    • The final rule amends Parts 91 and 107 to prohibit use of ADS-B Out or ATC Transponders on UAS unless otherwise authorized by the FAA, or if flying under a flight plan and in two-way radio communication with ATC.

    • ADS-B Out & ATC transponder authorization is likely for large UAS operating in controlled airspace.

    • Part 89 prohibits the use of ADS-B Out as a means of meeting Remote ID requirements.

  • Aeronautical Research: The rule provides for operators to seek special authorization to operate UA without remote identification for the purpose of aeronautical research or to show compliance with regulations.

  • Foreign Registered Civil UA Operated in United States: The rule allows a UA registered in a foreign country to be operated in the United States only if the operator files a notice of identification with the FAA. This enables the FAA and law enforcement to correlate a remote ID broadcast with a person responsible for the operation of a foreign-registered UA.

Operation of Small Unmanned Aircraft Systems (“UAS”) Over People Final Rule

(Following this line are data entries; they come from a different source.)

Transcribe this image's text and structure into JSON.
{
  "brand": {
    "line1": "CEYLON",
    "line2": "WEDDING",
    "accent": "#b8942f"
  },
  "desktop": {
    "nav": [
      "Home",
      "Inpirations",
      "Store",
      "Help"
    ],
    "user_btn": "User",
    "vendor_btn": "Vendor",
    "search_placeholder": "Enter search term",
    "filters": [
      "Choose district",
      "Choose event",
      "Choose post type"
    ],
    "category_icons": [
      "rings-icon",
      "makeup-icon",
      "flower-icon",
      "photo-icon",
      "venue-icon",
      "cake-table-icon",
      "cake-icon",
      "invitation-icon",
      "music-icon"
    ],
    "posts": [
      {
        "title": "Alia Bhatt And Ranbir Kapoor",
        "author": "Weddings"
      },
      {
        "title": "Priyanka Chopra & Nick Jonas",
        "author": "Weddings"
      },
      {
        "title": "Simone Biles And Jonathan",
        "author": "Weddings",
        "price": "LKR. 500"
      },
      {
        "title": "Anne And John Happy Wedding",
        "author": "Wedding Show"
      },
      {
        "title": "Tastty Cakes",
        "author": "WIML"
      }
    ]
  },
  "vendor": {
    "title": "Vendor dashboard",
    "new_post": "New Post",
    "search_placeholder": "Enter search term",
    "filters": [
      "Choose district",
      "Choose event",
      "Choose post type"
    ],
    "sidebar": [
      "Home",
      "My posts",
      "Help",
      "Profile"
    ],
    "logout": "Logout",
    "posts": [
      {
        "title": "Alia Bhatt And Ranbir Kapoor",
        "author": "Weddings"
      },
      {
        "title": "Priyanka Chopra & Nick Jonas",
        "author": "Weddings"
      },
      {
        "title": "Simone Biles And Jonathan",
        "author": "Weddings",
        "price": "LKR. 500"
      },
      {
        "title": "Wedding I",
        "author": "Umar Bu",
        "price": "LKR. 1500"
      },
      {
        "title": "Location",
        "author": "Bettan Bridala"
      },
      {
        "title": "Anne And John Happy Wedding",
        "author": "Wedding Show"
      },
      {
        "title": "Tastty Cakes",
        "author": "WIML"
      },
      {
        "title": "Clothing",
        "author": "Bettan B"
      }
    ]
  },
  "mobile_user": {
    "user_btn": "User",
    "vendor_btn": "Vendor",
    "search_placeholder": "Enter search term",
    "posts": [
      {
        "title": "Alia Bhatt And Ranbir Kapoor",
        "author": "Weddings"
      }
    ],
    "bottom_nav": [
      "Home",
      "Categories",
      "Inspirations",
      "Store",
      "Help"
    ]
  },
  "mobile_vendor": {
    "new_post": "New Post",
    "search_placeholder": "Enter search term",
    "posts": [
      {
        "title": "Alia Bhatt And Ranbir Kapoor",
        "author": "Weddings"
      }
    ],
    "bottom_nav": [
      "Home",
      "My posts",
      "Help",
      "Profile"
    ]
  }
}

The Operation of Small UAS Over People Final Rule, which has also been sent to the Office of the Federal Register and will become effective 60 days after the publication date in the Federal Register (expected in January 2021), amends the existing Part 107 in Title 14 of the Code of Federal Regulations to allow routine operations over people and routine operations at night under certain circumstances. The final rule will eliminate the need for those operations to receive individual Part 107 waivers from the FAA. Operations are permitted based on four categories, which are based primarily on the kinetic damage potential of the aircraft.

The final rule requires that small drone operators have their remote pilot certificate and identification in their physical possession, ready for presentation, when operating over people. This rule also expands the class of authorities who may request these forms of identification from a remote pilot. The final rule replaces the requirement to complete a recurrent test every 24 calendar months with the requirement to complete updated recurrent training that includes operating at night in identified subject areas. 

Sean McGowan is the co-chair of Thompson Coburn’s UAS (Drone) Practice Group and a member of the Aviation Practice Group. Tyler Black is an associate in the UAS Practice Group.